▶ _Exercise requirements_: An exact copy of every entry below is needed.
___ Dataset records
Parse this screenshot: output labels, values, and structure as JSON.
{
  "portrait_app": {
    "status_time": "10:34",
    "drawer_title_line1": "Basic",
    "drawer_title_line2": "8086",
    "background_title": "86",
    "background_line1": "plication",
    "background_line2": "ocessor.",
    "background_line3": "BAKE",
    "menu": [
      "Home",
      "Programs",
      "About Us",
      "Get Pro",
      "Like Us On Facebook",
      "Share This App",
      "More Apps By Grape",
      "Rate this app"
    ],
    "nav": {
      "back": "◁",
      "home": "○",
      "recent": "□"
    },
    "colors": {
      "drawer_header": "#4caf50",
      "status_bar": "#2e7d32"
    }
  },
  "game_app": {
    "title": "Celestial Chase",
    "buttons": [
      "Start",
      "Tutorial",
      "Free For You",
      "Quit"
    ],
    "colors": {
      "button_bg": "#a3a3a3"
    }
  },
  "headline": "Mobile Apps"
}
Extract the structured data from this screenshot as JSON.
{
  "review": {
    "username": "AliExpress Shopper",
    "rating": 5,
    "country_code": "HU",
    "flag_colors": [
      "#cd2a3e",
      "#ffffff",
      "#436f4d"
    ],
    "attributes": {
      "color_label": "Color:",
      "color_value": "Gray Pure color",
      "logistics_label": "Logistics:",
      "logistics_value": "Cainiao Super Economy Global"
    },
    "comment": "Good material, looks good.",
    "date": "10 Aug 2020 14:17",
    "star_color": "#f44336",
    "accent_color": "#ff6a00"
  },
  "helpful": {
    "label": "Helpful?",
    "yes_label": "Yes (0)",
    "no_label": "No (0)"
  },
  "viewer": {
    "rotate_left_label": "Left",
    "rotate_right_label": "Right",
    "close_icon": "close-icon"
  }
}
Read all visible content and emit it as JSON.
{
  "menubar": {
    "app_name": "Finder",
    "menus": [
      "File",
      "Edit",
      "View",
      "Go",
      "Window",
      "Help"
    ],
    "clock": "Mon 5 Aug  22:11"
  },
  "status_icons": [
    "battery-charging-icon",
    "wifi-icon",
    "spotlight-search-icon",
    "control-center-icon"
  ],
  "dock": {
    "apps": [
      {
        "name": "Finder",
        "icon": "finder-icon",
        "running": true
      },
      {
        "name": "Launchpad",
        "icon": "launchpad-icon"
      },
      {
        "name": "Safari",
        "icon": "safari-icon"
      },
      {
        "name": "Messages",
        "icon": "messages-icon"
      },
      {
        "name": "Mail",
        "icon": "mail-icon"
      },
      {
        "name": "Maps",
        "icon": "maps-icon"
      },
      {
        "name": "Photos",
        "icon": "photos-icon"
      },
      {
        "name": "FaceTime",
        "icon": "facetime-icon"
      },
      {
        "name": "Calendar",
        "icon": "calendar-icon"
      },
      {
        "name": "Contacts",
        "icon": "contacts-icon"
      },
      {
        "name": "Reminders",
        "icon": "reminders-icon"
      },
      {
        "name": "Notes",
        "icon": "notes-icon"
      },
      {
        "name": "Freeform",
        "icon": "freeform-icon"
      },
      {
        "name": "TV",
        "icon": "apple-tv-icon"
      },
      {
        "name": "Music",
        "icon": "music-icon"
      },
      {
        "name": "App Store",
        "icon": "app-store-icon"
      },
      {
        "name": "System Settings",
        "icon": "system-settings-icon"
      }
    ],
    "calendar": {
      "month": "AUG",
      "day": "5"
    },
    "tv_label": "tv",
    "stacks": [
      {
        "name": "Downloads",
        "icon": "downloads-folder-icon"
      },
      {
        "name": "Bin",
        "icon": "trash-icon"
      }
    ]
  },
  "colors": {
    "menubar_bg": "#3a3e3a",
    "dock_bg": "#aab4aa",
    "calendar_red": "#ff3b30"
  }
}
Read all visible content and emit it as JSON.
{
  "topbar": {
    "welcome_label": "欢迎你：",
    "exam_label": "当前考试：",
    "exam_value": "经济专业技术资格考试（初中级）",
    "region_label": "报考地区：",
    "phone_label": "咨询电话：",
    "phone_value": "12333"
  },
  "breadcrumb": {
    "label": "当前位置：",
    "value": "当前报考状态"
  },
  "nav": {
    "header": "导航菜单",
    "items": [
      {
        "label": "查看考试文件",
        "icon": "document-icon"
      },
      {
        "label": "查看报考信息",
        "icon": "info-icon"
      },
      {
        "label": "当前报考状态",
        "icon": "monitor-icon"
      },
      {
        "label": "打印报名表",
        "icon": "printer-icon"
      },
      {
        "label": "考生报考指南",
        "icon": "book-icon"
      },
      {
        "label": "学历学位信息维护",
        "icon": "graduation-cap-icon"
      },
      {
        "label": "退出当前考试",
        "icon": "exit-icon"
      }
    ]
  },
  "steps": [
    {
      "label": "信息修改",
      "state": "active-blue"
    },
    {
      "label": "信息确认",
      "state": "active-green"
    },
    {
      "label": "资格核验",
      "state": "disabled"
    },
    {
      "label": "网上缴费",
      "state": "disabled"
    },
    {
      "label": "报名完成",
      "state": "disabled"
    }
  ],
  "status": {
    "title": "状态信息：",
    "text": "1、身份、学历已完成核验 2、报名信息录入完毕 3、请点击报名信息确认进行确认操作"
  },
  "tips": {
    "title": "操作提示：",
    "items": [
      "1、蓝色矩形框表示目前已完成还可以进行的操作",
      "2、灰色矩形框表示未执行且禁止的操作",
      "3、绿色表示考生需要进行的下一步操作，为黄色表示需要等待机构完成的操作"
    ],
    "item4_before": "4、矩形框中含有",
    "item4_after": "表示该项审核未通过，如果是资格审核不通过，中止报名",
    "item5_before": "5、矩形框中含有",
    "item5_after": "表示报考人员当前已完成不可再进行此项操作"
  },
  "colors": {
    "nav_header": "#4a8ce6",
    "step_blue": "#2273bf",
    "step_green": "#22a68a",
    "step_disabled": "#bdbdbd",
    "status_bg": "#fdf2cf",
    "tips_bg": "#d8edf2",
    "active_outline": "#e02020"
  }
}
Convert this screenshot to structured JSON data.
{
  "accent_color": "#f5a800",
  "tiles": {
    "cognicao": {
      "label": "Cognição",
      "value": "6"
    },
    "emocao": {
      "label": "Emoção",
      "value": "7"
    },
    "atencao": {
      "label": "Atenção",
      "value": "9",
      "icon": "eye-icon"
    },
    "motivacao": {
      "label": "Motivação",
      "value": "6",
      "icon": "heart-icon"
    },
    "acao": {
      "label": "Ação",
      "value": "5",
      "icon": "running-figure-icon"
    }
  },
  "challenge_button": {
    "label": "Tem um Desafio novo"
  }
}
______
▶ _Answer box_:
Parse this screenshot: output labels, values, and structure as JSON.
{
  "portrait_app": {
    "status_time": "10:34",
    "drawer_title_line1": "Basic",
    "drawer_title_line2": "8086",
    "background_title": "86",
    "background_line1": "plication",
    "background_line2": "ocessor.",
    "background_line3": "BAKE",
    "menu": [
      "Home",
      "Programs",
      "About Us",
      "Get Pro",
      "Like Us On Facebook",
      "Share This App",
      "More Apps By Grape",
      "Rate this app"
    ],
    "nav": {
      "back": "◁",
      "home": "○",
      "recent": "□"
    },
    "colors": {
      "drawer_header": "#4caf50",
      "status_bar": "#2e7d32"
    }
  },
  "game_app": {
    "title": "Celestial Chase",
    "buttons": [
      "Start",
      "Tutorial",
      "Free For You",
      "Quit"
    ],
    "colors": {
      "button_bg": "#a3a3a3"
    }
  },
  "headline": "Mobile Apps"
}
Extract the structured data from this screenshot as JSON.
{
  "review": {
    "username": "AliExpress Shopper",
    "rating": 5,
    "country_code": "HU",
    "flag_colors": [
      "#cd2a3e",
      "#ffffff",
      "#436f4d"
    ],
    "attributes": {
      "color_label": "Color:",
      "color_value": "Gray Pure color",
      "logistics_label": "Logistics:",
      "logistics_value": "Cainiao Super Economy Global"
    },
    "comment": "Good material, looks good.",
    "date": "10 Aug 2020 14:17",
    "star_color": "#f44336",
    "accent_color": "#ff6a00"
  },
  "helpful": {
    "label": "Helpful?",
    "yes_label": "Yes (0)",
    "no_label": "No (0)"
  },
  "viewer": {
    "rotate_left_label": "Left",
    "rotate_right_label": "Right",
    "close_icon": "close-icon"
  }
}
Read all visible content and emit it as JSON.
{
  "menubar": {
    "app_name": "Finder",
    "menus": [
      "File",
      "Edit",
      "View",
      "Go",
      "Window",
      "Help"
    ],
    "clock": "Mon 5 Aug  22:11"
  },
  "status_icons": [
    "battery-charging-icon",
    "wifi-icon",
    "spotlight-search-icon",
    "control-center-icon"
  ],
  "dock": {
    "apps": [
      {
        "name": "Finder",
        "icon": "finder-icon",
        "running": true
      },
      {
        "name": "Launchpad",
        "icon": "launchpad-icon"
      },
      {
        "name": "Safari",
        "icon": "safari-icon"
      },
      {
        "name": "Messages",
        "icon": "messages-icon"
      },
      {
        "name": "Mail",
        "icon": "mail-icon"
      },
      {
        "name": "Maps",
        "icon": "maps-icon"
      },
      {
        "name": "Photos",
        "icon": "photos-icon"
      },
      {
        "name": "FaceTime",
        "icon": "facetime-icon"
      },
      {
        "name": "Calendar",
        "icon": "calendar-icon"
      },
      {
        "name": "Contacts",
        "icon": "contacts-icon"
      },
      {
        "name": "Reminders",
        "icon": "reminders-icon"
      },
      {
        "name": "Notes",
        "icon": "notes-icon"
      },
      {
        "name": "Freeform",
        "icon": "freeform-icon"
      },
      {
        "name": "TV",
        "icon": "apple-tv-icon"
      },
      {
        "name": "Music",
        "icon": "music-icon"
      },
      {
        "name": "App Store",
        "icon": "app-store-icon"
      },
      {
        "name": "System Settings",
        "icon": "system-settings-icon"
      }
    ],
    "calendar": {
      "month": "AUG",
      "day": "5"
    },
    "tv_label": "tv",
    "stacks": [
      {
        "name": "Downloads",
        "icon": "downloads-folder-icon"
      },
      {
        "name": "Bin",
        "icon": "trash-icon"
      }
    ]
  },
  "colors": {
    "menubar_bg": "#3a3e3a",
    "dock_bg": "#aab4aa",
    "calendar_red": "#ff3b30"
  }
}
Read all visible content and emit it as JSON.
{
  "topbar": {
    "welcome_label": "欢迎你：",
    "exam_label": "当前考试：",
    "exam_value": "经济专业技术资格考试（初中级）",
    "region_label": "报考地区：",
    "phone_label": "咨询电话：",
    "phone_value": "12333"
  },
  "breadcrumb": {
    "label": "当前位置：",
    "value": "当前报考状态"
  },
  "nav": {
    "header": "导航菜单",
    "items": [
      {
        "label": "查看考试文件",
        "icon": "document-icon"
      },
      {
        "label": "查看报考信息",
        "icon": "info-icon"
      },
      {
        "label": "当前报考状态",
        "icon": "monitor-icon"
      },
      {
        "label": "打印报名表",
        "icon": "printer-icon"
      },
      {
        "label": "考生报考指南",
        "icon": "book-icon"
      },
      {
        "label": "学历学位信息维护",
        "icon": "graduation-cap-icon"
      },
      {
        "label": "退出当前考试",
        "icon": "exit-icon"
      }
    ]
  },
  "steps": [
    {
      "label": "信息修改",
      "state": "active-blue"
    },
    {
      "label": "信息确认",
      "state": "active-green"
    },
    {
      "label": "资格核验",
      "state": "disabled"
    },
    {
      "label": "网上缴费",
      "state": "disabled"
    },
    {
      "label": "报名完成",
      "state": "disabled"
    }
  ],
  "status": {
    "title": "状态信息：",
    "text": "1、身份、学历已完成核验 2、报名信息录入完毕 3、请点击报名信息确认进行确认操作"
  },
  "tips": {
    "title": "操作提示：",
    "items": [
      "1、蓝色矩形框表示目前已完成还可以进行的操作",
      "2、灰色矩形框表示未执行且禁止的操作",
      "3、绿色表示考生需要进行的下一步操作，为黄色表示需要等待机构完成的操作"
    ],
    "item4_before": "4、矩形框中含有",
    "item4_after": "表示该项审核未通过，如果是资格审核不通过，中止报名",
    "item5_before": "5、矩形框中含有",
    "item5_after": "表示报考人员当前已完成不可再进行此项操作"
  },
  "colors": {
    "nav_header": "#4a8ce6",
    "step_blue": "#2273bf",
    "step_green": "#22a68a",
    "step_disabled": "#bdbdbd",
    "status_bg": "#fdf2cf",
    "tips_bg": "#d8edf2",
    "active_outline": "#e02020"
  }
}
Convert this screenshot to structured JSON data.
{
  "accent_color": "#f5a800",
  "tiles": {
    "cognicao": {
      "label": "Cognição",
      "value": "6"
    },
    "emocao": {
      "label": "Emoção",
      "value": "7"
    },
    "atencao": {
      "label": "Atenção",
      "value": "9",
      "icon": "eye-icon"
    },
    "motivacao": {
      "label": "Motivação",
      "value": "6",
      "icon": "heart-icon"
    },
    "acao": {
      "label": "Ação",
      "value": "5",
      "icon": "running-figure-icon"
    }
  },
  "challenge_button": {
    "label": "Tem um Desafio novo"
  }
}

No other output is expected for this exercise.